EXERCISE AIM
Every record below should be printed again exactly, with its pictures removed.

─── DATASET EXCERPTS

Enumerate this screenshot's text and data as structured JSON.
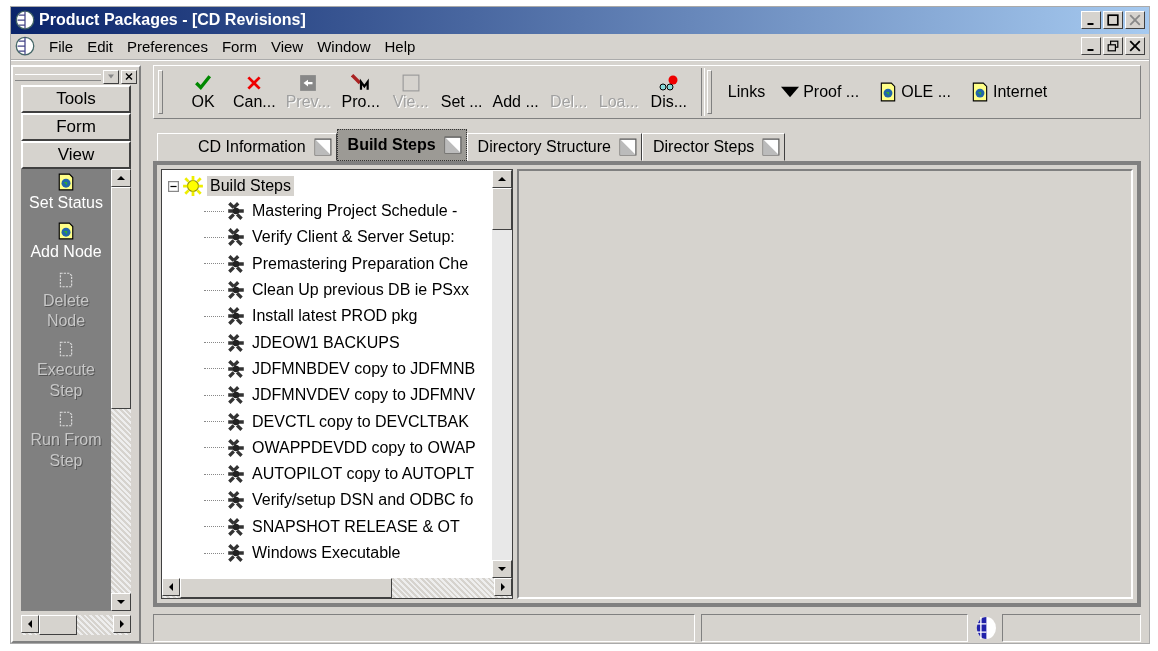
{
  "window": {
    "title": "Product Packages - [CD Revisions]"
  },
  "menu_bar": [
    "File",
    "Edit",
    "Preferences",
    "Form",
    "View",
    "Window",
    "Help"
  ],
  "toolbar": [
    {
      "label": "OK",
      "kind": "check",
      "disabled": false
    },
    {
      "label": "Can...",
      "kind": "cross",
      "disabled": false
    },
    {
      "label": "Prev...",
      "kind": "back",
      "disabled": true
    },
    {
      "label": "Pro...",
      "kind": "pencil",
      "disabled": false
    },
    {
      "label": "Vie...",
      "kind": "blank",
      "disabled": true
    },
    {
      "label": "Set ...",
      "kind": "none",
      "disabled": false
    },
    {
      "label": "Add ...",
      "kind": "none",
      "disabled": false
    },
    {
      "label": "Del...",
      "kind": "none",
      "disabled": true
    },
    {
      "label": "Loa...",
      "kind": "none",
      "disabled": true
    },
    {
      "label": "Dis...",
      "kind": "glasses",
      "disabled": false
    }
  ],
  "links": {
    "label": "Links",
    "items": [
      {
        "label": "Proof ...",
        "kind": "dropdown"
      },
      {
        "label": "OLE ...",
        "kind": "document"
      },
      {
        "label": "Internet",
        "kind": "document"
      }
    ]
  },
  "side_tabs": [
    "Tools",
    "Form",
    "View"
  ],
  "side_actions": [
    {
      "label": "Set Status",
      "disabled": false
    },
    {
      "label": "Add Node",
      "disabled": false
    },
    {
      "label": "Delete Node",
      "disabled": true
    },
    {
      "label": "Execute Step",
      "disabled": true
    },
    {
      "label": "Run From Step",
      "disabled": true
    }
  ],
  "tabs": [
    {
      "label": "CD Information",
      "selected": false
    },
    {
      "label": "Build Steps",
      "selected": true
    },
    {
      "label": "Directory Structure",
      "selected": false
    },
    {
      "label": "Director Steps",
      "selected": false
    }
  ],
  "tree": {
    "label": "Build Steps",
    "expanded": true,
    "selected": true,
    "children": [
      {
        "label": "Mastering Project Schedule -"
      },
      {
        "label": "Verify Client & Server Setup:"
      },
      {
        "label": "Premastering Preparation Che"
      },
      {
        "label": "Clean Up previous DB  ie PSxx"
      },
      {
        "label": "Install latest PROD pkg"
      },
      {
        "label": "JDEOW1 BACKUPS"
      },
      {
        "label": "JDFMNBDEV copy to JDFMNB"
      },
      {
        "label": "JDFMNVDEV copy to JDFMNV"
      },
      {
        "label": "DEVCTL copy to DEVCLTBAK"
      },
      {
        "label": "OWAPPDEVDD copy to OWAP"
      },
      {
        "label": "AUTOPILOT copy to AUTOPLT"
      },
      {
        "label": "Verify/setup DSN and ODBC fo"
      },
      {
        "label": "SNAPSHOT RELEASE & OT"
      },
      {
        "label": "Windows Executable"
      }
    ]
  }
}
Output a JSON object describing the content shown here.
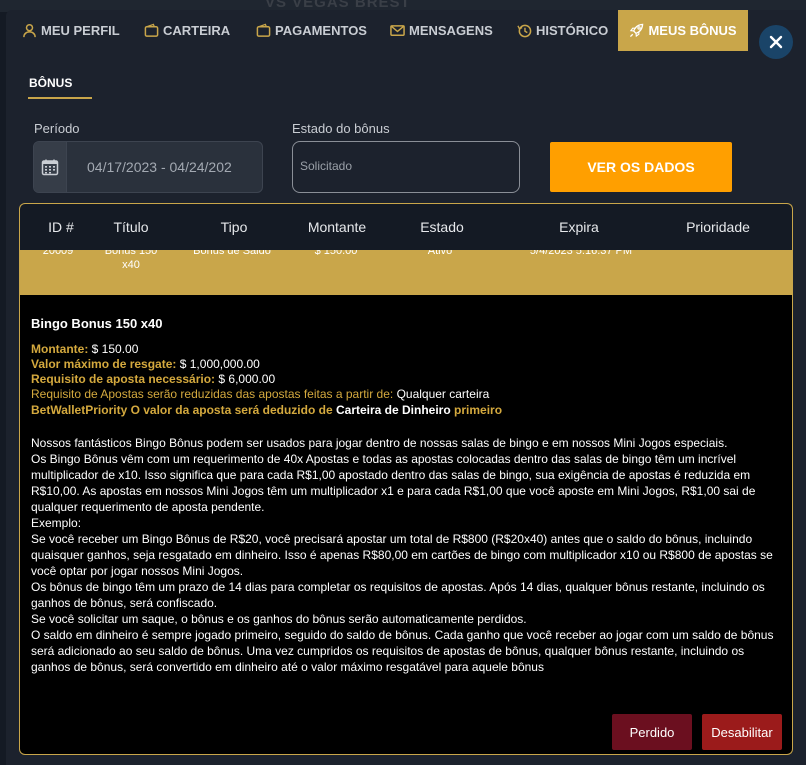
{
  "background": {
    "logo_text": "VS  VEGAS BREST"
  },
  "nav": {
    "tabs": [
      {
        "label": "MEU PERFIL",
        "icon": "user-icon"
      },
      {
        "label": "CARTEIRA",
        "icon": "wallet-icon"
      },
      {
        "label": "PAGAMENTOS",
        "icon": "wallet-icon"
      },
      {
        "label": "MENSAGENS",
        "icon": "envelope-icon"
      },
      {
        "label": "HISTÓRICO",
        "icon": "history-icon"
      },
      {
        "label": "MEUS BÔNUS",
        "icon": "rocket-icon",
        "active": true
      }
    ],
    "close_icon": "close-icon"
  },
  "subtab": {
    "label": "BÔNUS"
  },
  "filters": {
    "period_label": "Período",
    "period_value": "04/17/2023 - 04/24/202",
    "status_label": "Estado do bônus",
    "status_value": "Solicitado",
    "submit_label": "VER OS DADOS"
  },
  "table": {
    "headers": [
      "ID #",
      "Título",
      "Tipo",
      "Montante",
      "Estado",
      "Expira",
      "Prioridade"
    ],
    "row": {
      "id": "20009",
      "title_line1": "Bônus 150",
      "title_line2": "x40",
      "type": "Bônus de Saldo",
      "amount": "$ 150.00",
      "state": "Ativo",
      "expires": "5/4/2023 5:16:37 PM"
    }
  },
  "details": {
    "title": "Bingo Bonus 150 x40",
    "amount_label": "Montante:",
    "amount_value": "$ 150.00",
    "max_redeem_label": "Valor máximo de resgate:",
    "max_redeem_value": "$ 1,000,000.00",
    "wager_label": "Requisito de aposta necessário:",
    "wager_value": "$ 6,000.00",
    "reduction_label": "Requisito de Apostas serão reduzidas das apostas feitas a partir de:",
    "reduction_value": "Qualquer carteira",
    "priority_label": "BetWalletPriority O valor da aposta será deduzido de",
    "priority_value": "Carteira de Dinheiro",
    "priority_suffix": "primeiro",
    "description": [
      "Nossos fantásticos Bingo Bônus podem ser usados para jogar dentro de nossas salas de bingo e em nossos Mini Jogos especiais.",
      "Os Bingo Bônus vêm com um requerimento de 40x Apostas e todas as apostas colocadas dentro das salas de bingo têm um incrível multiplicador de x10. Isso significa que para cada R$1,00 apostado dentro das salas de bingo, sua exigência de apostas é reduzida em R$10,00.  As apostas em nossos Mini Jogos têm um multiplicador x1 e para cada R$1,00 que você aposte em Mini Jogos, R$1,00 sai de qualquer requerimento de aposta pendente.",
      "Exemplo:",
      "Se você receber um Bingo Bônus de R$20, você precisará apostar um total de R$800 (R$20x40) antes que o saldo do bônus, incluindo quaisquer ganhos, seja resgatado em dinheiro. Isso é apenas R$80,00 em cartões de bingo com multiplicador x10 ou R$800 de apostas se você optar por jogar nossos Mini Jogos.",
      "Os bônus de bingo têm um prazo de 14 dias para completar os requisitos de apostas. Após 14 dias, qualquer bônus restante, incluindo os ganhos de bônus, será confiscado.",
      "Se você solicitar um saque, o bônus e os ganhos do bônus serão automaticamente perdidos.",
      "O saldo em dinheiro é sempre jogado primeiro, seguido do saldo de bônus. Cada ganho que você receber ao jogar com um saldo de bônus será adicionado ao seu saldo de bônus. Uma vez cumpridos os requisitos de apostas de bônus, qualquer bônus restante, incluindo os ganhos de bônus, será convertido em dinheiro até o valor máximo resgatável para aquele bônus"
    ],
    "lost_button": "Perdido",
    "disable_button": "Desabilitar"
  }
}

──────

WRITTEN ANSWER
Enumerate this screenshot's text and data as structured JSON.
{
  "window": {
    "title": "Product Packages - [CD Revisions]"
  },
  "menu_bar": [
    "File",
    "Edit",
    "Preferences",
    "Form",
    "View",
    "Window",
    "Help"
  ],
  "toolbar": [
    {
      "label": "OK",
      "kind": "check",
      "disabled": false
    },
    {
      "label": "Can...",
      "kind": "cross",
      "disabled": false
    },
    {
      "label": "Prev...",
      "kind": "back",
      "disabled": true
    },
    {
      "label": "Pro...",
      "kind": "pencil",
      "disabled": false
    },
    {
      "label": "Vie...",
      "kind": "blank",
      "disabled": true
    },
    {
      "label": "Set ...",
      "kind": "none",
      "disabled": false
    },
    {
      "label": "Add ...",
      "kind": "none",
      "disabled": false
    },
    {
      "label": "Del...",
      "kind": "none",
      "disabled": true
    },
    {
      "label": "Loa...",
      "kind": "none",
      "disabled": true
    },
    {
      "label": "Dis...",
      "kind": "glasses",
      "disabled": false
    }
  ],
  "links": {
    "label": "Links",
    "items": [
      {
        "label": "Proof ...",
        "kind": "dropdown"
      },
      {
        "label": "OLE ...",
        "kind": "document"
      },
      {
        "label": "Internet",
        "kind": "document"
      }
    ]
  },
  "side_tabs": [
    "Tools",
    "Form",
    "View"
  ],
  "side_actions": [
    {
      "label": "Set Status",
      "disabled": false
    },
    {
      "label": "Add Node",
      "disabled": false
    },
    {
      "label": "Delete Node",
      "disabled": true
    },
    {
      "label": "Execute Step",
      "disabled": true
    },
    {
      "label": "Run From Step",
      "disabled": true
    }
  ],
  "tabs": [
    {
      "label": "CD Information",
      "selected": false
    },
    {
      "label": "Build Steps",
      "selected": true
    },
    {
      "label": "Directory Structure",
      "selected": false
    },
    {
      "label": "Director Steps",
      "selected": false
    }
  ],
  "tree": {
    "label": "Build Steps",
    "expanded": true,
    "selected": true,
    "children": [
      {
        "label": "Mastering Project Schedule -"
      },
      {
        "label": "Verify Client & Server Setup:"
      },
      {
        "label": "Premastering Preparation Che"
      },
      {
        "label": "Clean Up previous DB  ie PSxx"
      },
      {
        "label": "Install latest PROD pkg"
      },
      {
        "label": "JDEOW1 BACKUPS"
      },
      {
        "label": "JDFMNBDEV copy to JDFMNB"
      },
      {
        "label": "JDFMNVDEV copy to JDFMNV"
      },
      {
        "label": "DEVCTL copy to DEVCLTBAK"
      },
      {
        "label": "OWAPPDEVDD copy to OWAP"
      },
      {
        "label": "AUTOPILOT copy to AUTOPLT"
      },
      {
        "label": "Verify/setup DSN and ODBC fo"
      },
      {
        "label": "SNAPSHOT RELEASE & OT"
      },
      {
        "label": "Windows Executable"
      }
    ]
  }
}
Output a JSON object describing the content shown here.
{
  "background": {
    "logo_text": "VS  VEGAS BREST"
  },
  "nav": {
    "tabs": [
      {
        "label": "MEU PERFIL",
        "icon": "user-icon"
      },
      {
        "label": "CARTEIRA",
        "icon": "wallet-icon"
      },
      {
        "label": "PAGAMENTOS",
        "icon": "wallet-icon"
      },
      {
        "label": "MENSAGENS",
        "icon": "envelope-icon"
      },
      {
        "label": "HISTÓRICO",
        "icon": "history-icon"
      },
      {
        "label": "MEUS BÔNUS",
        "icon": "rocket-icon",
        "active": true
      }
    ],
    "close_icon": "close-icon"
  },
  "subtab": {
    "label": "BÔNUS"
  },
  "filters": {
    "period_label": "Período",
    "period_value": "04/17/2023 - 04/24/202",
    "status_label": "Estado do bônus",
    "status_value": "Solicitado",
    "submit_label": "VER OS DADOS"
  },
  "table": {
    "headers": [
      "ID #",
      "Título",
      "Tipo",
      "Montante",
      "Estado",
      "Expira",
      "Prioridade"
    ],
    "row": {
      "id": "20009",
      "title_line1": "Bônus 150",
      "title_line2": "x40",
      "type": "Bônus de Saldo",
      "amount": "$ 150.00",
      "state": "Ativo",
      "expires": "5/4/2023 5:16:37 PM"
    }
  },
  "details": {
    "title": "Bingo Bonus 150 x40",
    "amount_label": "Montante:",
    "amount_value": "$ 150.00",
    "max_redeem_label": "Valor máximo de resgate:",
    "max_redeem_value": "$ 1,000,000.00",
    "wager_label": "Requisito de aposta necessário:",
    "wager_value": "$ 6,000.00",
    "reduction_label": "Requisito de Apostas serão reduzidas das apostas feitas a partir de:",
    "reduction_value": "Qualquer carteira",
    "priority_label": "BetWalletPriority O valor da aposta será deduzido de",
    "priority_value": "Carteira de Dinheiro",
    "priority_suffix": "primeiro",
    "description": [
      "Nossos fantásticos Bingo Bônus podem ser usados para jogar dentro de nossas salas de bingo e em nossos Mini Jogos especiais.",
      "Os Bingo Bônus vêm com um requerimento de 40x Apostas e todas as apostas colocadas dentro das salas de bingo têm um incrível multiplicador de x10. Isso significa que para cada R$1,00 apostado dentro das salas de bingo, sua exigência de apostas é reduzida em R$10,00.  As apostas em nossos Mini Jogos têm um multiplicador x1 e para cada R$1,00 que você aposte em Mini Jogos, R$1,00 sai de qualquer requerimento de aposta pendente.",
      "Exemplo:",
      "Se você receber um Bingo Bônus de R$20, você precisará apostar um total de R$800 (R$20x40) antes que o saldo do bônus, incluindo quaisquer ganhos, seja resgatado em dinheiro. Isso é apenas R$80,00 em cartões de bingo com multiplicador x10 ou R$800 de apostas se você optar por jogar nossos Mini Jogos.",
      "Os bônus de bingo têm um prazo de 14 dias para completar os requisitos de apostas. Após 14 dias, qualquer bônus restante, incluindo os ganhos de bônus, será confiscado.",
      "Se você solicitar um saque, o bônus e os ganhos do bônus serão automaticamente perdidos.",
      "O saldo em dinheiro é sempre jogado primeiro, seguido do saldo de bônus. Cada ganho que você receber ao jogar com um saldo de bônus será adicionado ao seu saldo de bônus. Uma vez cumpridos os requisitos de apostas de bônus, qualquer bônus restante, incluindo os ganhos de bônus, será convertido em dinheiro até o valor máximo resgatável para aquele bônus"
    ],
    "lost_button": "Perdido",
    "disable_button": "Desabilitar"
  }
}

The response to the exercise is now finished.